• **WHAT YOU NEED TO DO**:
Each entry below should be reproduced character for character.
BEGIN
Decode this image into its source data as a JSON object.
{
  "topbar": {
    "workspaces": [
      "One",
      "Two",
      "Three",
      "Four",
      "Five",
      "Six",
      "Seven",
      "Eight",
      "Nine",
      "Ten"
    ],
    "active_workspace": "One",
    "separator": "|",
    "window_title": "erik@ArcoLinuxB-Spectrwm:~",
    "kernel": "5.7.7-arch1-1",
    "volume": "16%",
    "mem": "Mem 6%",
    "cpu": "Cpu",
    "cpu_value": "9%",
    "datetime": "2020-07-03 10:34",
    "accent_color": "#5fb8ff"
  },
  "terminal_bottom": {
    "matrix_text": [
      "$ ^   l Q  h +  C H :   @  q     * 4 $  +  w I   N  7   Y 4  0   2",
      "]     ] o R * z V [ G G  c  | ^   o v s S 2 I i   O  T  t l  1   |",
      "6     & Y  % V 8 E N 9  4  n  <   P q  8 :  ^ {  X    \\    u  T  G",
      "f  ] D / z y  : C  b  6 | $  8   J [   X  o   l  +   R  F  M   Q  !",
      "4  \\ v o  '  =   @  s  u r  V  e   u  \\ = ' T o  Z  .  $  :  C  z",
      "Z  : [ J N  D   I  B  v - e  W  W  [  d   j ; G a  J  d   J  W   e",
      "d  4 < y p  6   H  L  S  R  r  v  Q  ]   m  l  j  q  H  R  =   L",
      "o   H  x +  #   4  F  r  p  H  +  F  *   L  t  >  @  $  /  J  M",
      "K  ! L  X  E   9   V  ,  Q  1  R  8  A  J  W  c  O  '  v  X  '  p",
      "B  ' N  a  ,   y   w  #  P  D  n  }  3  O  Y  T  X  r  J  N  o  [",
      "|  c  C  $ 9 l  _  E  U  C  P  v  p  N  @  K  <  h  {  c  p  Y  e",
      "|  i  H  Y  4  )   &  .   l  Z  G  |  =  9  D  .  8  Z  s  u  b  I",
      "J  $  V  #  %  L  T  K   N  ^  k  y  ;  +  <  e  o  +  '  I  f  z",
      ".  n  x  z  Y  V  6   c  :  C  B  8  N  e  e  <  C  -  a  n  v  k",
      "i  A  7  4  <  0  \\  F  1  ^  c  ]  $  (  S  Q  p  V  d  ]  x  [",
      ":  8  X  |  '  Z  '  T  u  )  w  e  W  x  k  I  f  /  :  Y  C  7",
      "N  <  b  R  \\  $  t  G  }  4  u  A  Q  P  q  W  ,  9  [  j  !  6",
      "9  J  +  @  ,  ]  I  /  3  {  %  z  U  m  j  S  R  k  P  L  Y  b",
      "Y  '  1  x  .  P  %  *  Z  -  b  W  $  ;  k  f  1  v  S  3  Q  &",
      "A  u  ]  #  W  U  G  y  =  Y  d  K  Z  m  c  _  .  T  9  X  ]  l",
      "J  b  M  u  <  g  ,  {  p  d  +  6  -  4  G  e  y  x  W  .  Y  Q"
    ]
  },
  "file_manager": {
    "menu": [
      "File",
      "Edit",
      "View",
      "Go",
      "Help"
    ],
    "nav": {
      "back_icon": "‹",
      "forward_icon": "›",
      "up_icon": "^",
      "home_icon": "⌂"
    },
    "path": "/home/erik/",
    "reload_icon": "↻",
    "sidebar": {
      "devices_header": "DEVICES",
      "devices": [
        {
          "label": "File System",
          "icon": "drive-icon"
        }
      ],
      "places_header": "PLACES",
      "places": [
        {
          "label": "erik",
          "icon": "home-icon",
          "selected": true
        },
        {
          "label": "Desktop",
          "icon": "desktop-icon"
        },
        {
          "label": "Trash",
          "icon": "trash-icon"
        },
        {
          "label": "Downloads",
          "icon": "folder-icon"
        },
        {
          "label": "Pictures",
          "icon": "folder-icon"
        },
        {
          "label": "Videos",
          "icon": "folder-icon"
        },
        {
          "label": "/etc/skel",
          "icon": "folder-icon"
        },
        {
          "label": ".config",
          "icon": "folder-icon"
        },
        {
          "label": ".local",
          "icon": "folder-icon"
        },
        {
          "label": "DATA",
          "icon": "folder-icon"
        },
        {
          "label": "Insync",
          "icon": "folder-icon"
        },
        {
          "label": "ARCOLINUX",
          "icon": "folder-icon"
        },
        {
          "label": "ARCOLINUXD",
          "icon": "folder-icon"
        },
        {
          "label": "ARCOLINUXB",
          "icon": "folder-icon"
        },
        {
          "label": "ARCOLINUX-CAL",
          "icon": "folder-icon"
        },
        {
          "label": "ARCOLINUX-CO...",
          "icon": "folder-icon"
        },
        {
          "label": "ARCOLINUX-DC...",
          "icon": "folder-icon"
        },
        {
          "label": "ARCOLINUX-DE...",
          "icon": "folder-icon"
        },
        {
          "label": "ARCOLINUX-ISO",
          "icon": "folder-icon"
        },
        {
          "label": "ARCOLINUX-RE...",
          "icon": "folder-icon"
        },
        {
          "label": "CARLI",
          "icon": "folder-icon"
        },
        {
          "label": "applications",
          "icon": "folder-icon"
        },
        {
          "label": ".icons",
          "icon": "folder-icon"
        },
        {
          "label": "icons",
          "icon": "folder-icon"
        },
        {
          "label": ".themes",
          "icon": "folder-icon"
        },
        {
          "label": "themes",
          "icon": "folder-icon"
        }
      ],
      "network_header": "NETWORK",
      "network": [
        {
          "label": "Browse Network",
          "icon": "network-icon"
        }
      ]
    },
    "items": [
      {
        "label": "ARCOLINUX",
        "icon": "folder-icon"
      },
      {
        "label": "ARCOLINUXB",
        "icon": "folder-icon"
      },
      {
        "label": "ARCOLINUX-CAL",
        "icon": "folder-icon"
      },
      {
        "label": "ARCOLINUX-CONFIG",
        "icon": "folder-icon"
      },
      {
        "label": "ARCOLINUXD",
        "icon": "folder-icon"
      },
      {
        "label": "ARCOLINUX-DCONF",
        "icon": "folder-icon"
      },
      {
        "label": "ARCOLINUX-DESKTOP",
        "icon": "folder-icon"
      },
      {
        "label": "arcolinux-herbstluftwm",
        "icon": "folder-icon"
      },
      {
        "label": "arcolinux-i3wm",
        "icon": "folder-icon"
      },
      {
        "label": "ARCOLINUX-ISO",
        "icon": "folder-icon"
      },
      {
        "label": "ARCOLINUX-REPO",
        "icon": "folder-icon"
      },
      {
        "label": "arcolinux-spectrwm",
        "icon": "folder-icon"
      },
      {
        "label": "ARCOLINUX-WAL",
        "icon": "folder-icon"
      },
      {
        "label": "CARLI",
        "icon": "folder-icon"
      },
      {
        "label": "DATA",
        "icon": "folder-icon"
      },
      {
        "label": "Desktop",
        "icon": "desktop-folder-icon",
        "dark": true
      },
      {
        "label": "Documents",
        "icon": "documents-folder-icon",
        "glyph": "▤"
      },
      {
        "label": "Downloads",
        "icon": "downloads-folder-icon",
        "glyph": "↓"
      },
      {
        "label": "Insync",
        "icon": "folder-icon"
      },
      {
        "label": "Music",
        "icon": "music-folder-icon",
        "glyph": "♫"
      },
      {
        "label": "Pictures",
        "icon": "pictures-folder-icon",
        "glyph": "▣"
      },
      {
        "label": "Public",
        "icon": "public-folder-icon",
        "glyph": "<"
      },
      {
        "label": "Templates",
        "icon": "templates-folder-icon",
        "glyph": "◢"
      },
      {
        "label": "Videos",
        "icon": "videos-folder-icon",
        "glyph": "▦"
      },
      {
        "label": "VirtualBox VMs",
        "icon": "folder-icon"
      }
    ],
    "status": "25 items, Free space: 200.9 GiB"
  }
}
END
• **FINISHED TASK**:
Decode this image into its source data as a JSON object.
{
  "topbar": {
    "workspaces": [
      "One",
      "Two",
      "Three",
      "Four",
      "Five",
      "Six",
      "Seven",
      "Eight",
      "Nine",
      "Ten"
    ],
    "active_workspace": "One",
    "separator": "|",
    "window_title": "erik@ArcoLinuxB-Spectrwm:~",
    "kernel": "5.7.7-arch1-1",
    "volume": "16%",
    "mem": "Mem 6%",
    "cpu": "Cpu",
    "cpu_value": "9%",
    "datetime": "2020-07-03 10:34",
    "accent_color": "#5fb8ff"
  },
  "terminal_bottom": {
    "matrix_text": [
      "$ ^   l Q  h +  C H :   @  q     * 4 $  +  w I   N  7   Y 4  0   2",
      "]     ] o R * z V [ G G  c  | ^   o v s S 2 I i   O  T  t l  1   |",
      "6     & Y  % V 8 E N 9  4  n  <   P q  8 :  ^ {  X    \\    u  T  G",
      "f  ] D / z y  : C  b  6 | $  8   J [   X  o   l  +   R  F  M   Q  !",
      "4  \\ v o  '  =   @  s  u r  V  e   u  \\ = ' T o  Z  .  $  :  C  z",
      "Z  : [ J N  D   I  B  v - e  W  W  [  d   j ; G a  J  d   J  W   e",
      "d  4 < y p  6   H  L  S  R  r  v  Q  ]   m  l  j  q  H  R  =   L",
      "o   H  x +  #   4  F  r  p  H  +  F  *   L  t  >  @  $  /  J  M",
      "K  ! L  X  E   9   V  ,  Q  1  R  8  A  J  W  c  O  '  v  X  '  p",
      "B  ' N  a  ,   y   w  #  P  D  n  }  3  O  Y  T  X  r  J  N  o  [",
      "|  c  C  $ 9 l  _  E  U  C  P  v  p  N  @  K  <  h  {  c  p  Y  e",
      "|  i  H  Y  4  )   &  .   l  Z  G  |  =  9  D  .  8  Z  s  u  b  I",
      "J  $  V  #  %  L  T  K   N  ^  k  y  ;  +  <  e  o  +  '  I  f  z",
      ".  n  x  z  Y  V  6   c  :  C  B  8  N  e  e  <  C  -  a  n  v  k",
      "i  A  7  4  <  0  \\  F  1  ^  c  ]  $  (  S  Q  p  V  d  ]  x  [",
      ":  8  X  |  '  Z  '  T  u  )  w  e  W  x  k  I  f  /  :  Y  C  7",
      "N  <  b  R  \\  $  t  G  }  4  u  A  Q  P  q  W  ,  9  [  j  !  6",
      "9  J  +  @  ,  ]  I  /  3  {  %  z  U  m  j  S  R  k  P  L  Y  b",
      "Y  '  1  x  .  P  %  *  Z  -  b  W  $  ;  k  f  1  v  S  3  Q  &",
      "A  u  ]  #  W  U  G  y  =  Y  d  K  Z  m  c  _  .  T  9  X  ]  l",
      "J  b  M  u  <  g  ,  {  p  d  +  6  -  4  G  e  y  x  W  .  Y  Q"
    ]
  },
  "file_manager": {
    "menu": [
      "File",
      "Edit",
      "View",
      "Go",
      "Help"
    ],
    "nav": {
      "back_icon": "‹",
      "forward_icon": "›",
      "up_icon": "^",
      "home_icon": "⌂"
    },
    "path": "/home/erik/",
    "reload_icon": "↻",
    "sidebar": {
      "devices_header": "DEVICES",
      "devices": [
        {
          "label": "File System",
          "icon": "drive-icon"
        }
      ],
      "places_header": "PLACES",
      "places": [
        {
          "label": "erik",
          "icon": "home-icon",
          "selected": true
        },
        {
          "label": "Desktop",
          "icon": "desktop-icon"
        },
        {
          "label": "Trash",
          "icon": "trash-icon"
        },
        {
          "label": "Downloads",
          "icon": "folder-icon"
        },
        {
          "label": "Pictures",
          "icon": "folder-icon"
        },
        {
          "label": "Videos",
          "icon": "folder-icon"
        },
        {
          "label": "/etc/skel",
          "icon": "folder-icon"
        },
        {
          "label": ".config",
          "icon": "folder-icon"
        },
        {
          "label": ".local",
          "icon": "folder-icon"
        },
        {
          "label": "DATA",
          "icon": "folder-icon"
        },
        {
          "label": "Insync",
          "icon": "folder-icon"
        },
        {
          "label": "ARCOLINUX",
          "icon": "folder-icon"
        },
        {
          "label": "ARCOLINUXD",
          "icon": "folder-icon"
        },
        {
          "label": "ARCOLINUXB",
          "icon": "folder-icon"
        },
        {
          "label": "ARCOLINUX-CAL",
          "icon": "folder-icon"
        },
        {
          "label": "ARCOLINUX-CO...",
          "icon": "folder-icon"
        },
        {
          "label": "ARCOLINUX-DC...",
          "icon": "folder-icon"
        },
        {
          "label": "ARCOLINUX-DE...",
          "icon": "folder-icon"
        },
        {
          "label": "ARCOLINUX-ISO",
          "icon": "folder-icon"
        },
        {
          "label": "ARCOLINUX-RE...",
          "icon": "folder-icon"
        },
        {
          "label": "CARLI",
          "icon": "folder-icon"
        },
        {
          "label": "applications",
          "icon": "folder-icon"
        },
        {
          "label": ".icons",
          "icon": "folder-icon"
        },
        {
          "label": "icons",
          "icon": "folder-icon"
        },
        {
          "label": ".themes",
          "icon": "folder-icon"
        },
        {
          "label": "themes",
          "icon": "folder-icon"
        }
      ],
      "network_header": "NETWORK",
      "network": [
        {
          "label": "Browse Network",
          "icon": "network-icon"
        }
      ]
    },
    "items": [
      {
        "label": "ARCOLINUX",
        "icon": "folder-icon"
      },
      {
        "label": "ARCOLINUXB",
        "icon": "folder-icon"
      },
      {
        "label": "ARCOLINUX-CAL",
        "icon": "folder-icon"
      },
      {
        "label": "ARCOLINUX-CONFIG",
        "icon": "folder-icon"
      },
      {
        "label": "ARCOLINUXD",
        "icon": "folder-icon"
      },
      {
        "label": "ARCOLINUX-DCONF",
        "icon": "folder-icon"
      },
      {
        "label": "ARCOLINUX-DESKTOP",
        "icon": "folder-icon"
      },
      {
        "label": "arcolinux-herbstluftwm",
        "icon": "folder-icon"
      },
      {
        "label": "arcolinux-i3wm",
        "icon": "folder-icon"
      },
      {
        "label": "ARCOLINUX-ISO",
        "icon": "folder-icon"
      },
      {
        "label": "ARCOLINUX-REPO",
        "icon": "folder-icon"
      },
      {
        "label": "arcolinux-spectrwm",
        "icon": "folder-icon"
      },
      {
        "label": "ARCOLINUX-WAL",
        "icon": "folder-icon"
      },
      {
        "label": "CARLI",
        "icon": "folder-icon"
      },
      {
        "label": "DATA",
        "icon": "folder-icon"
      },
      {
        "label": "Desktop",
        "icon": "desktop-folder-icon",
        "dark": true
      },
      {
        "label": "Documents",
        "icon": "documents-folder-icon",
        "glyph": "▤"
      },
      {
        "label": "Downloads",
        "icon": "downloads-folder-icon",
        "glyph": "↓"
      },
      {
        "label": "Insync",
        "icon": "folder-icon"
      },
      {
        "label": "Music",
        "icon": "music-folder-icon",
        "glyph": "♫"
      },
      {
        "label": "Pictures",
        "icon": "pictures-folder-icon",
        "glyph": "▣"
      },
      {
        "label": "Public",
        "icon": "public-folder-icon",
        "glyph": "<"
      },
      {
        "label": "Templates",
        "icon": "templates-folder-icon",
        "glyph": "◢"
      },
      {
        "label": "Videos",
        "icon": "videos-folder-icon",
        "glyph": "▦"
      },
      {
        "label": "VirtualBox VMs",
        "icon": "folder-icon"
      }
    ],
    "status": "25 items, Free space: 200.9 GiB"
  }
}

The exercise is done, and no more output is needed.